This report presents an emergency assessment of potential debris-flow hazards from basins burned by the 2009 Station fire in Los Angeles County, southern California. Statistical-empirical models developed for postfire debris flows are used to estimate the probability and volume of debris-flow production from 678 drainage basins within the burned area and to generate maps of areas that may be inundated by the estimated volume of material. Debris-flow probabilities and volumes are estimated as combined functions of different measures of basin burned extent, gradient, and material properties in response to both a 3-hour-duration, 1-year-recurrence thunderstorm and to a widespread 12-hour-duration, 2-year-recurrence storm. Debris-flow inundation areas along the northern margin of the fire are mapped using the volumes of material estimated for both storms. Inundation areas along the San Gabriel mountain front are also mapped using the volumes estimated for both storms, and consider situations when the total capacity of each sediment-retention basin is available for storage, and when basins experience drain, spillway, or outflow channel blockages or failures. This assessment provides critical information for issuing warnings, locating and designing mitigation measures, and planning evacuation timing and routes within the first two winters following the fire.

Tributary basins that drain into Pacoima Canyon, Big Tujunga Canyon, Arroyo Seco, West Fork of the San Gabriel River, and Devils Canyon were identified as having probabilities of debris-flow occurrence greater than 80 percent, the potential to produce debris flows with volumes greater than 100,000 cubic meters, and the highest Combined Relative Debris-Flow Hazard Ranking in response to both storms. The predicted high probability and large magnitude of the response to such short-recurrence storms indicates the potential for significant debris-flow impacts to any buildings, roads, bridges, culverts, and reservoirs located both within these drainages and immediately downstream from the burned area.

Conditions in all but the smallest basins along the San Gabriel mountain front between Big Tujunga Canyon and Arroyo Seco resulted in probabilities of debris-flow occurrence greater than 80 percent, debris-flow volumes between 10,000 and 100,000 cubic meters, and high Combined Relative Debris-Flow Hazard Rankings in response to both storms. The combination of high probabilities and large magnitudes determined for these basins indicates a significant potential for debris-flow impacts to neighborhoods and infrastructure along the San Gabriel mountain front.

Debris-flow inundation simulations along the San Gabriel mountain front when the storage capacity of all of the sediment-retention basins is available indicate that debris-flow material may be deposited in neighborhoods immediately below unprotected drainages and along the Angeles Crest Highway.
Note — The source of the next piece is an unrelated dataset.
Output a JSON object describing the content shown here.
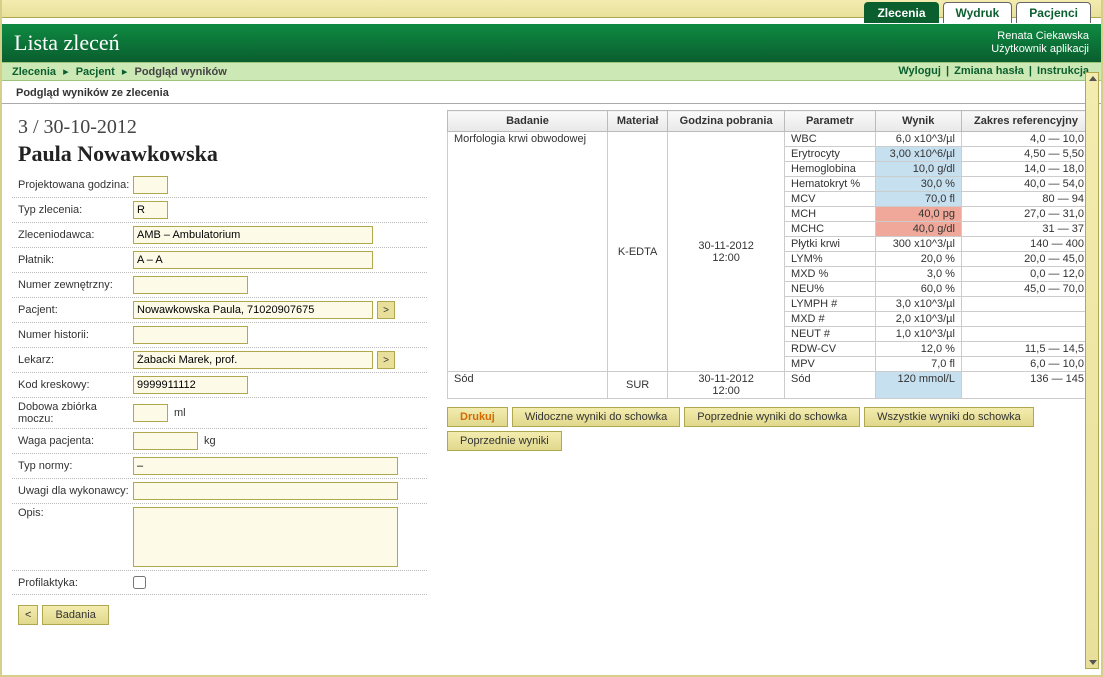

When sediment-retention basins are overtopped, or experience drain, spillway, or outflow channel blockages or failures, debris flows may be deposited in neighborhoods and streets, and impact infrastructure, between the mountain front and beyond Foothill Boulevard.

High debris-flow probabilities and large volumes estimated for the largest basins on the north edge of the burned area in response to both storms also indicate the potential for debris-flow impacts to infrastructure on this side of the fire. Simulations of potential debris-flow inundation areas indicate that in response to the 3-hour-duration, 1-year-recurrence storm, debris flows may travel between 2.0 and 3.0 km from the mouths of some canyons, while in response to the 12-hour-duration, 2-year-recurrence storm, debris flows may travel up to 5 km from canyon mouths.

Revised April 12, 2010

First posted October 6, 2009

Part or all of this report is presented in Portable Document Format (PDF); the latest version of Adobe Reader or similar software is required to view it. Download the latest version of Adobe Reader, free of charge.


Suggested citation:

Cannon, S.H., Gartner, J.E., Rupert, M.G., Michael, J.A., Staley, D.M., and Worstell, B.B., 2010, Emergency assessment of postfire debris-flow hazards for the 2009 Station fire, San Gabriel Mountains, southern California: U.S. Geological Survey Open–File Report 2009-1227, 27 p. (Revised April 2010)



Contents

Abstract

Introduction

Methods and Approach

Results

Limitations of Assessment

Summary and Conclusions

References Cited


Accessibility FOIA Privacy Policies and Notices

Take Pride in America logo USA.gov logo U.S. Department of the Interior | U.S. Geological Survey
URL: http://pubs.usgs.gov/of/2009/1227/
Page Contact Information: GS Pubs Web Contact
Page Last Modified: Saturday, January 12, 2013, 07:02:34 PM